A paper published this week in the Astrophysical Journal presents the first direct observations of small asteroids in the outer solar system. This all began in June, when two amateur astronomers, on different continents, happened to be pointing their telescopes at Jupiter when they both simultaneously observed a two-second flash, apparently in Jupiter's atmosphere. Since then, astronomers have been working to explain what was seen.
It's likely that what was seen was a small meteor burning up in Jupiter's upper atmosphere, and research published this week produces a fairly precise estimate of the size of the object: probably around 10 metres across.
That's fascinating because it's the first time that such a small object has been directly observed at such a distance. We've always suspected that there must be a large number of small rocks in the solar system, but have never been able to see them at these distances or get much idea of how many there might be.
This story was given another exciting twist in August when a second similar flash was observed by another pair of amateur astronomers. It seems highly likely that these events have always been occuring at a rate of a few per year, but that because they've generally been thought impossible to observe, they've gone unrecorded. If so, we may well expect to see a flurry of more similar discoveries in coming months.

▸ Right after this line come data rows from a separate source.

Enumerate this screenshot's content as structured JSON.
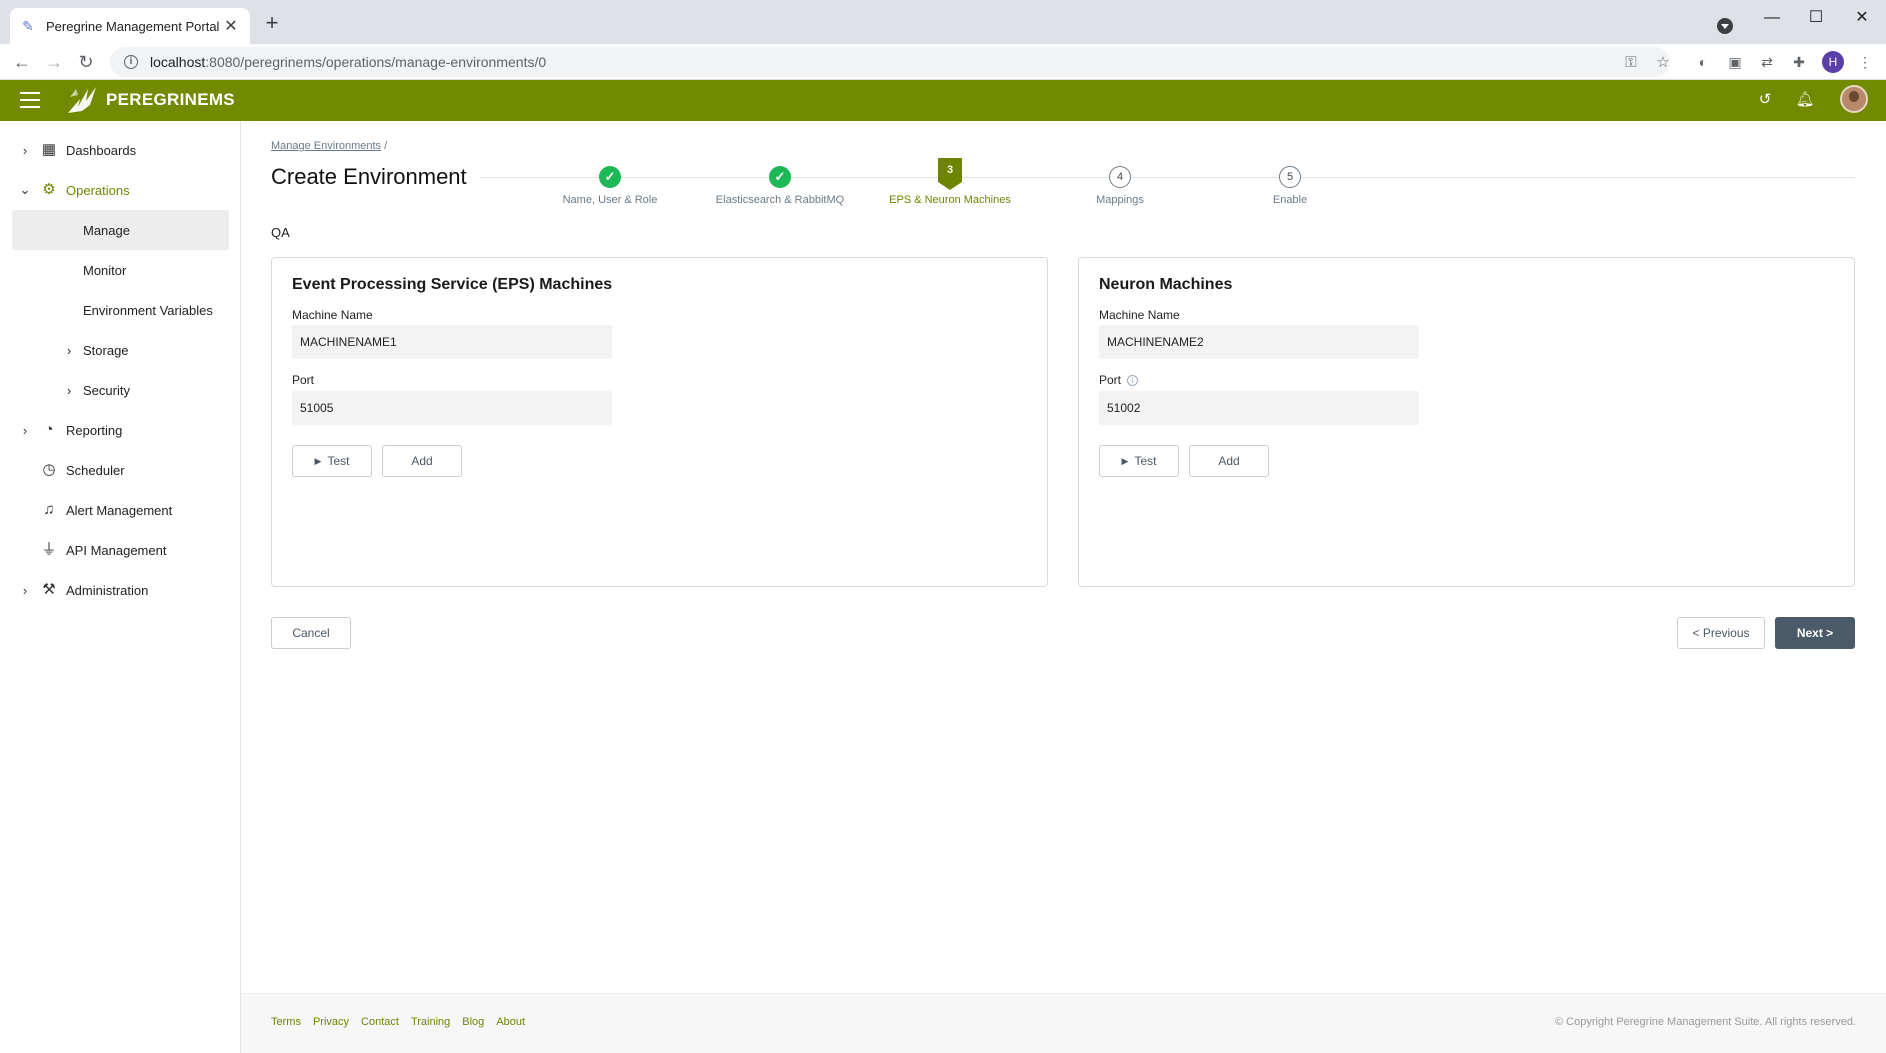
{
  "browser": {
    "tab_title": "Peregrine Management Portal",
    "tab_close": "✕",
    "new_tab": "+",
    "url_host": "localhost",
    "url_path": ":8080/peregrinems/operations/manage-environments/0",
    "profile_initial": "H",
    "win_min": "—",
    "win_max": "☐",
    "win_close": "✕"
  },
  "header": {
    "logo_text": "PEREGRINEMS",
    "brand_color": "#718a00"
  },
  "sidebar": {
    "items": [
      {
        "label": "Dashboards",
        "icon": "dashboard-icon"
      },
      {
        "label": "Operations",
        "icon": "gear-icon"
      },
      {
        "label": "Manage"
      },
      {
        "label": "Monitor"
      },
      {
        "label": "Environment Variables"
      },
      {
        "label": "Storage"
      },
      {
        "label": "Security"
      },
      {
        "label": "Reporting",
        "icon": "reporting-icon"
      },
      {
        "label": "Scheduler",
        "icon": "clock-icon"
      },
      {
        "label": "Alert Management",
        "icon": "bell-icon"
      },
      {
        "label": "API Management",
        "icon": "plug-icon"
      },
      {
        "label": "Administration",
        "icon": "wrench-icon"
      }
    ]
  },
  "main": {
    "breadcrumb_link": "Manage Environments",
    "breadcrumb_sep": "/",
    "title": "Create Environment",
    "environment_name": "QA",
    "steps": [
      {
        "label": "Name, User & Role",
        "state": "done"
      },
      {
        "label": "Elasticsearch & RabbitMQ",
        "state": "done"
      },
      {
        "label": "EPS & Neuron Machines",
        "number": "3",
        "state": "current"
      },
      {
        "label": "Mappings",
        "number": "4",
        "state": "todo"
      },
      {
        "label": "Enable",
        "number": "5",
        "state": "todo"
      }
    ],
    "eps_card": {
      "title": "Event Processing Service (EPS) Machines",
      "machine_label": "Machine Name",
      "machine_value": "MACHINENAME1",
      "port_label": "Port",
      "port_value": "51005",
      "test_label": "Test",
      "add_label": "Add"
    },
    "neuron_card": {
      "title": "Neuron Machines",
      "machine_label": "Machine Name",
      "machine_value": "MACHINENAME2",
      "port_label": "Port",
      "port_value": "51002",
      "test_label": "Test",
      "add_label": "Add"
    },
    "cancel_label": "Cancel",
    "previous_label": "< Previous",
    "next_label": "Next >"
  },
  "footer": {
    "links": [
      "Terms",
      "Privacy",
      "Contact",
      "Training",
      "Blog",
      "About"
    ],
    "copyright": "© Copyright Peregrine Management Suite. All rights reserved."
  }
}
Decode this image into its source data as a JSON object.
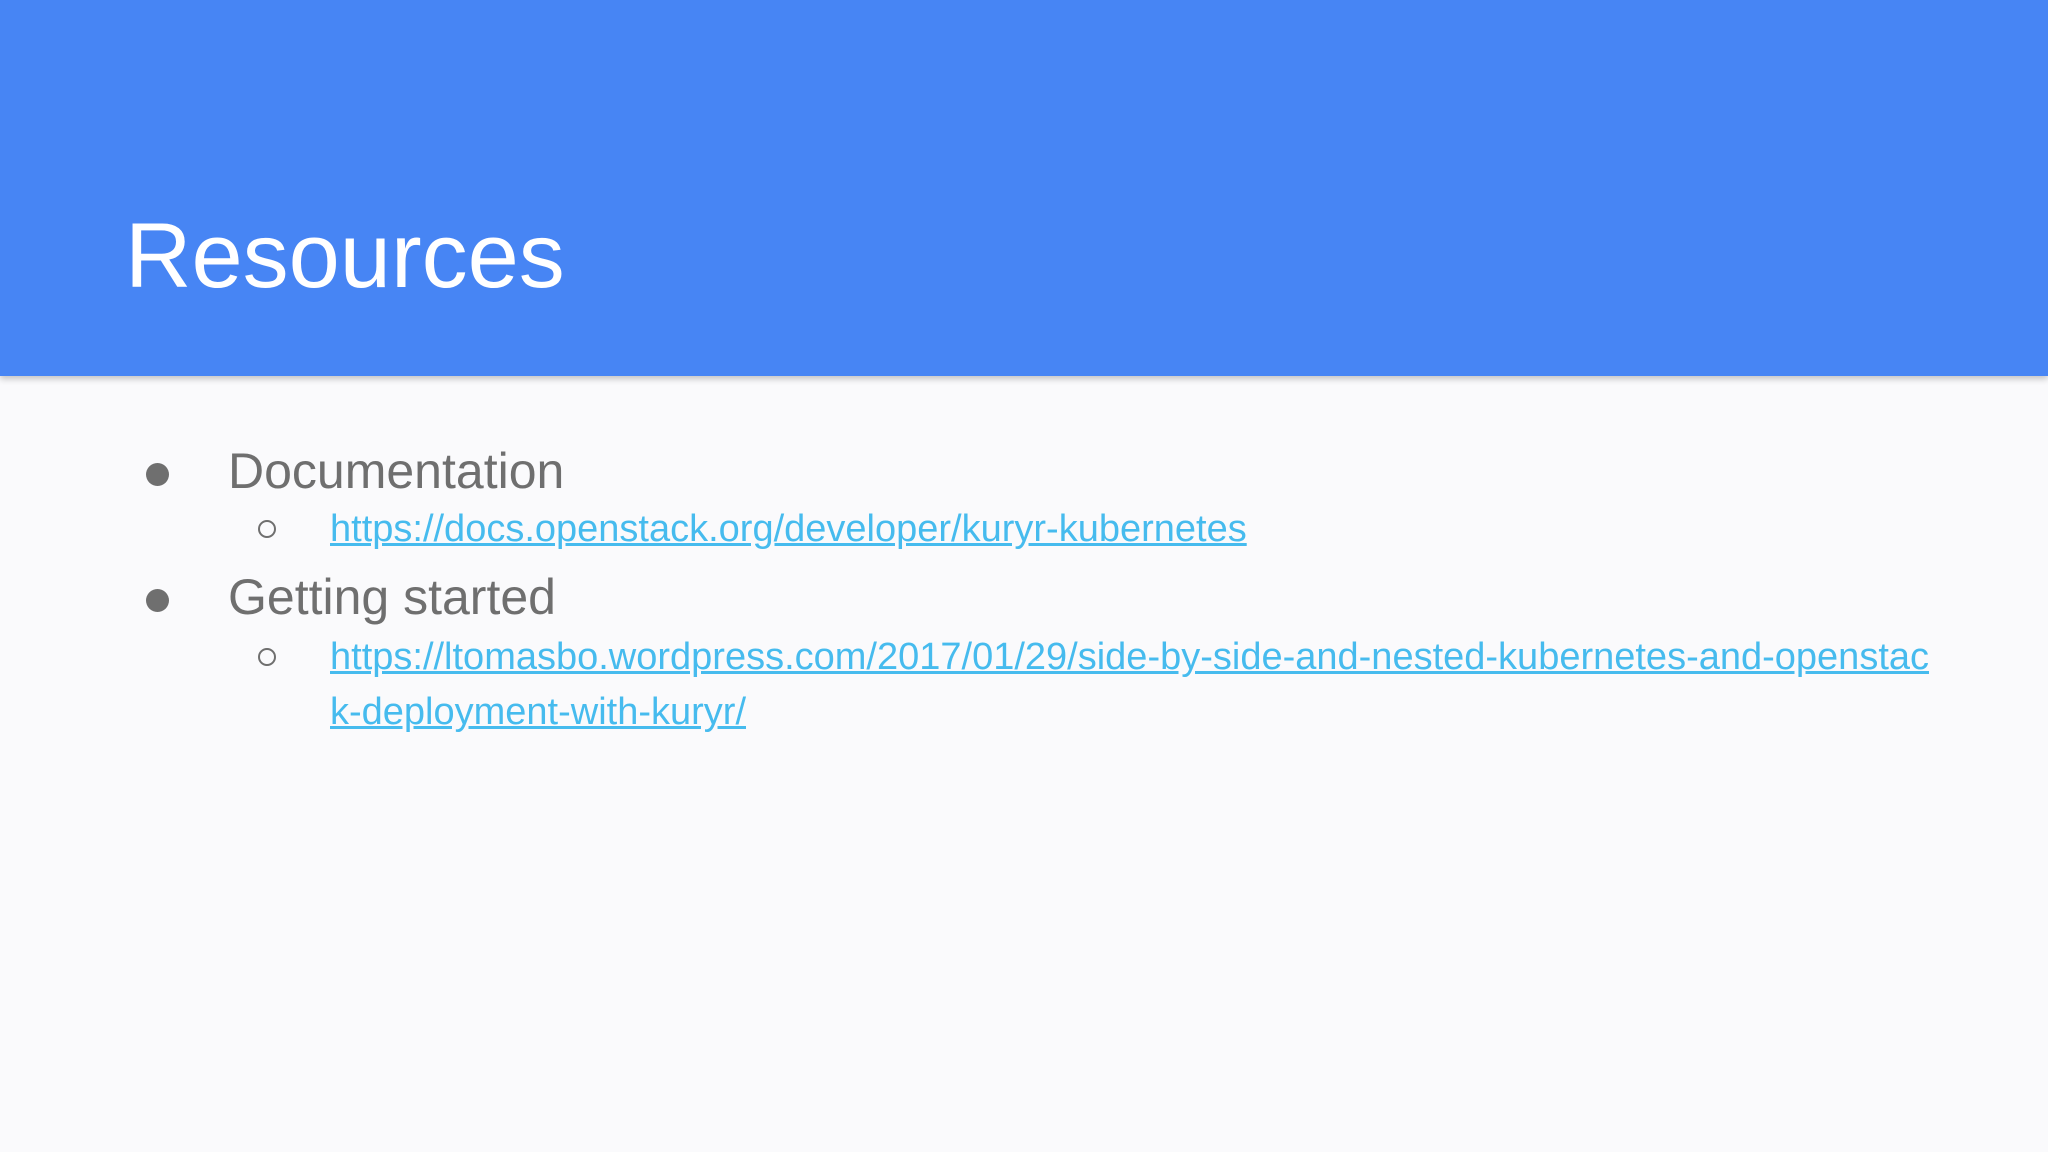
{
  "slide": {
    "title": "Resources",
    "items": [
      {
        "label": "Documentation",
        "links": [
          "https://docs.openstack.org/developer/kuryr-kubernetes"
        ]
      },
      {
        "label": "Getting started",
        "links": [
          "https://ltomasbo.wordpress.com/2017/01/29/side-by-side-and-nested-kubernetes-and-openstack-deployment-with-kuryr/"
        ]
      }
    ]
  },
  "colors": {
    "header": "#4785f4",
    "background": "#fafafc",
    "text": "#6f6f6f",
    "link": "#46bbee"
  }
}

If we do, that will be really exciting because we will begin to get an idea of exactly how many asteroid there are around Jupiter, and what the distribution of their sizes looks like. That will really help us to understand how material is distributed in the asteroid belt, and perhaps help us to understand where it came from.